> _Problem to work on_:
Print the entries underneath word for word, omitting whatever pictures they contain.

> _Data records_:
····················
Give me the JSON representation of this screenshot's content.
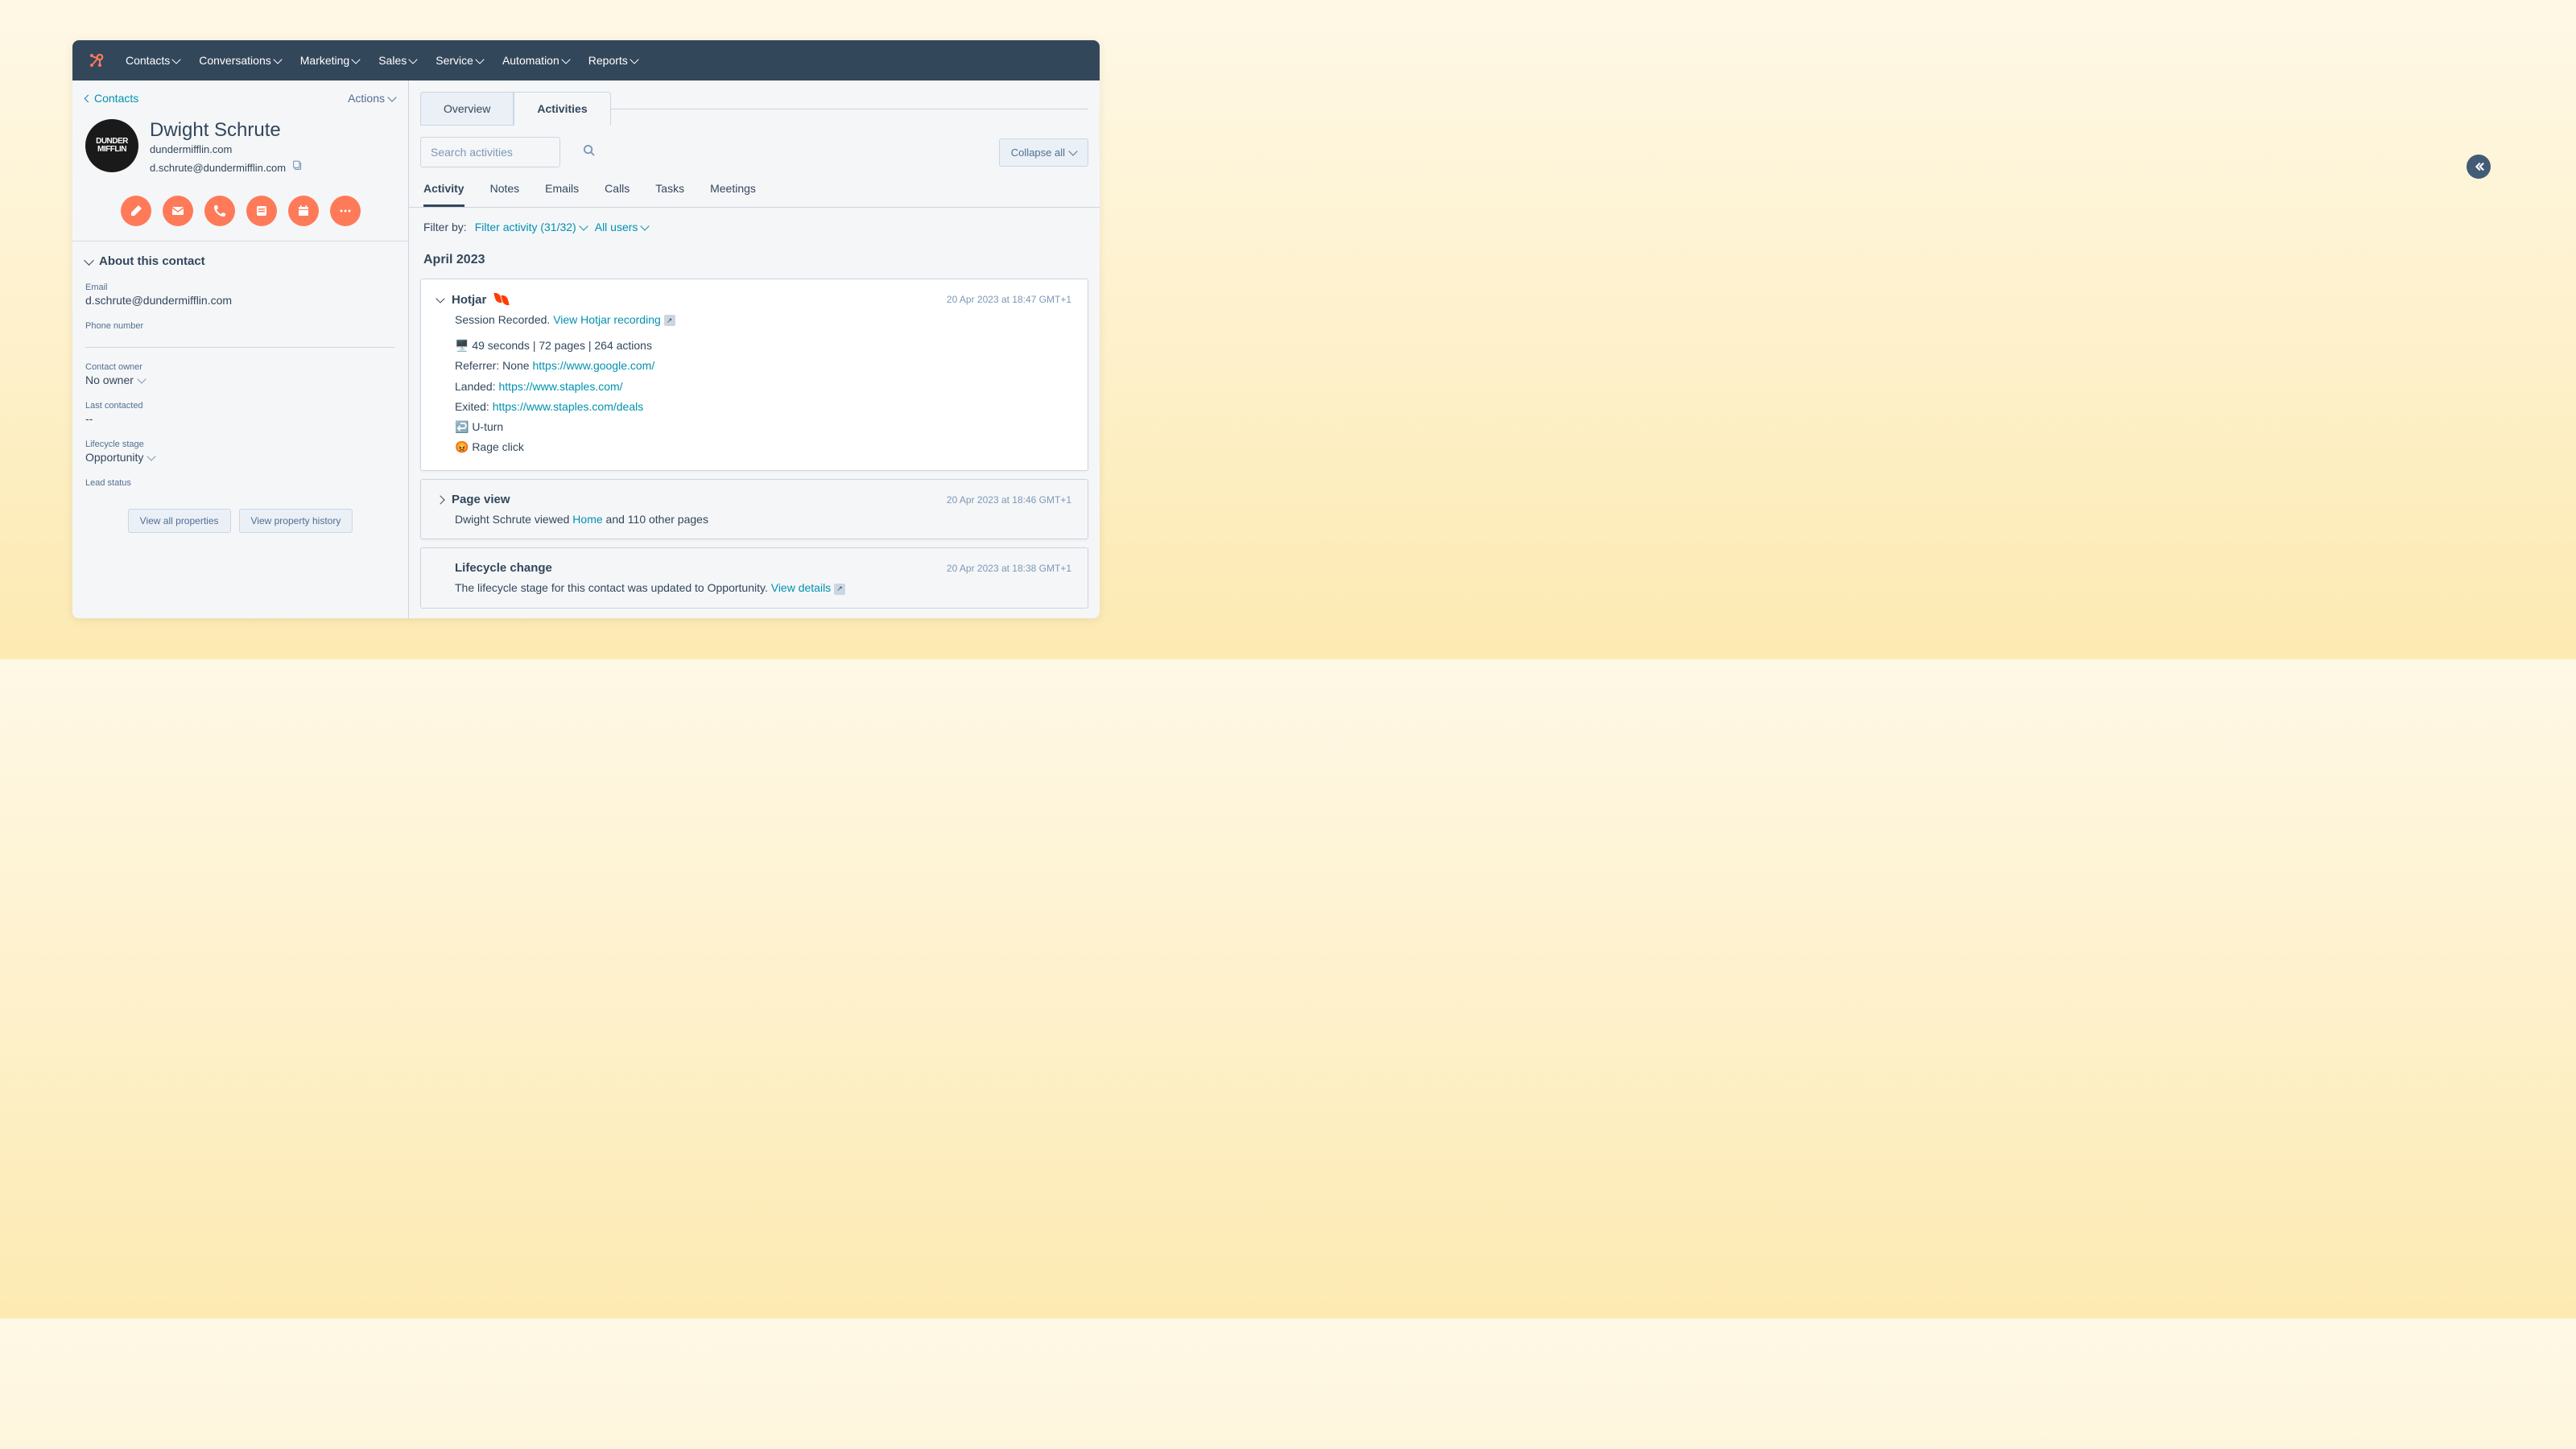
{
  "topnav": {
    "items": [
      "Contacts",
      "Conversations",
      "Marketing",
      "Sales",
      "Service",
      "Automation",
      "Reports"
    ]
  },
  "sidebar": {
    "breadcrumb": "Contacts",
    "actions": "Actions",
    "contact": {
      "name": "Dwight Schrute",
      "domain": "dundermifflin.com",
      "email": "d.schrute@dundermifflin.com",
      "avatar_lines": [
        "DUNDER",
        "MIFFLIN"
      ]
    },
    "about_title": "About this contact",
    "properties": {
      "email_label": "Email",
      "email_value": "d.schrute@dundermifflin.com",
      "phone_label": "Phone number",
      "phone_value": "",
      "owner_label": "Contact owner",
      "owner_value": "No owner",
      "last_contacted_label": "Last contacted",
      "last_contacted_value": "--",
      "lifecycle_label": "Lifecycle stage",
      "lifecycle_value": "Opportunity",
      "lead_status_label": "Lead status",
      "lead_status_value": ""
    },
    "view_all": "View all properties",
    "view_history": "View property history"
  },
  "main": {
    "tabs": {
      "overview": "Overview",
      "activities": "Activities"
    },
    "search_placeholder": "Search activities",
    "collapse_label": "Collapse all",
    "subtabs": [
      "Activity",
      "Notes",
      "Emails",
      "Calls",
      "Tasks",
      "Meetings"
    ],
    "filter": {
      "label": "Filter by:",
      "activity": "Filter activity (31/32)",
      "users": "All users"
    },
    "month": "April 2023",
    "cards": [
      {
        "title": "Hotjar",
        "time": "20 Apr 2023 at 18:47 GMT+1",
        "subtitle_prefix": "Session Recorded.",
        "subtitle_link": "View Hotjar recording",
        "stats": "🖥️ 49 seconds | 72 pages | 264 actions",
        "referrer_label": "Referrer: None",
        "referrer_link": "https://www.google.com/",
        "landed_label": "Landed:",
        "landed_link": "https://www.staples.com/",
        "exited_label": "Exited:",
        "exited_link": "https://www.staples.com/deals",
        "uturn": "↩️ U-turn",
        "rage": "😡 Rage click"
      },
      {
        "title": "Page view",
        "time": "20 Apr 2023 at 18:46 GMT+1",
        "body_prefix": "Dwight Schrute viewed ",
        "body_link": "Home",
        "body_suffix": " and 110 other pages"
      },
      {
        "title": "Lifecycle change",
        "time": "20 Apr 2023 at 18:38 GMT+1",
        "body": "The lifecycle stage for this contact was updated to Opportunity.",
        "details_link": "View details"
      }
    ]
  }
}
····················
> _Solved exercise_:
Give me the JSON representation of this screenshot's content.
{
  "topnav": {
    "items": [
      "Contacts",
      "Conversations",
      "Marketing",
      "Sales",
      "Service",
      "Automation",
      "Reports"
    ]
  },
  "sidebar": {
    "breadcrumb": "Contacts",
    "actions": "Actions",
    "contact": {
      "name": "Dwight Schrute",
      "domain": "dundermifflin.com",
      "email": "d.schrute@dundermifflin.com",
      "avatar_lines": [
        "DUNDER",
        "MIFFLIN"
      ]
    },
    "about_title": "About this contact",
    "properties": {
      "email_label": "Email",
      "email_value": "d.schrute@dundermifflin.com",
      "phone_label": "Phone number",
      "phone_value": "",
      "owner_label": "Contact owner",
      "owner_value": "No owner",
      "last_contacted_label": "Last contacted",
      "last_contacted_value": "--",
      "lifecycle_label": "Lifecycle stage",
      "lifecycle_value": "Opportunity",
      "lead_status_label": "Lead status",
      "lead_status_value": ""
    },
    "view_all": "View all properties",
    "view_history": "View property history"
  },
  "main": {
    "tabs": {
      "overview": "Overview",
      "activities": "Activities"
    },
    "search_placeholder": "Search activities",
    "collapse_label": "Collapse all",
    "subtabs": [
      "Activity",
      "Notes",
      "Emails",
      "Calls",
      "Tasks",
      "Meetings"
    ],
    "filter": {
      "label": "Filter by:",
      "activity": "Filter activity (31/32)",
      "users": "All users"
    },
    "month": "April 2023",
    "cards": [
      {
        "title": "Hotjar",
        "time": "20 Apr 2023 at 18:47 GMT+1",
        "subtitle_prefix": "Session Recorded.",
        "subtitle_link": "View Hotjar recording",
        "stats": "🖥️ 49 seconds | 72 pages | 264 actions",
        "referrer_label": "Referrer: None",
        "referrer_link": "https://www.google.com/",
        "landed_label": "Landed:",
        "landed_link": "https://www.staples.com/",
        "exited_label": "Exited:",
        "exited_link": "https://www.staples.com/deals",
        "uturn": "↩️ U-turn",
        "rage": "😡 Rage click"
      },
      {
        "title": "Page view",
        "time": "20 Apr 2023 at 18:46 GMT+1",
        "body_prefix": "Dwight Schrute viewed ",
        "body_link": "Home",
        "body_suffix": " and 110 other pages"
      },
      {
        "title": "Lifecycle change",
        "time": "20 Apr 2023 at 18:38 GMT+1",
        "body": "The lifecycle stage for this contact was updated to Opportunity.",
        "details_link": "View details"
      }
    ]
  }
}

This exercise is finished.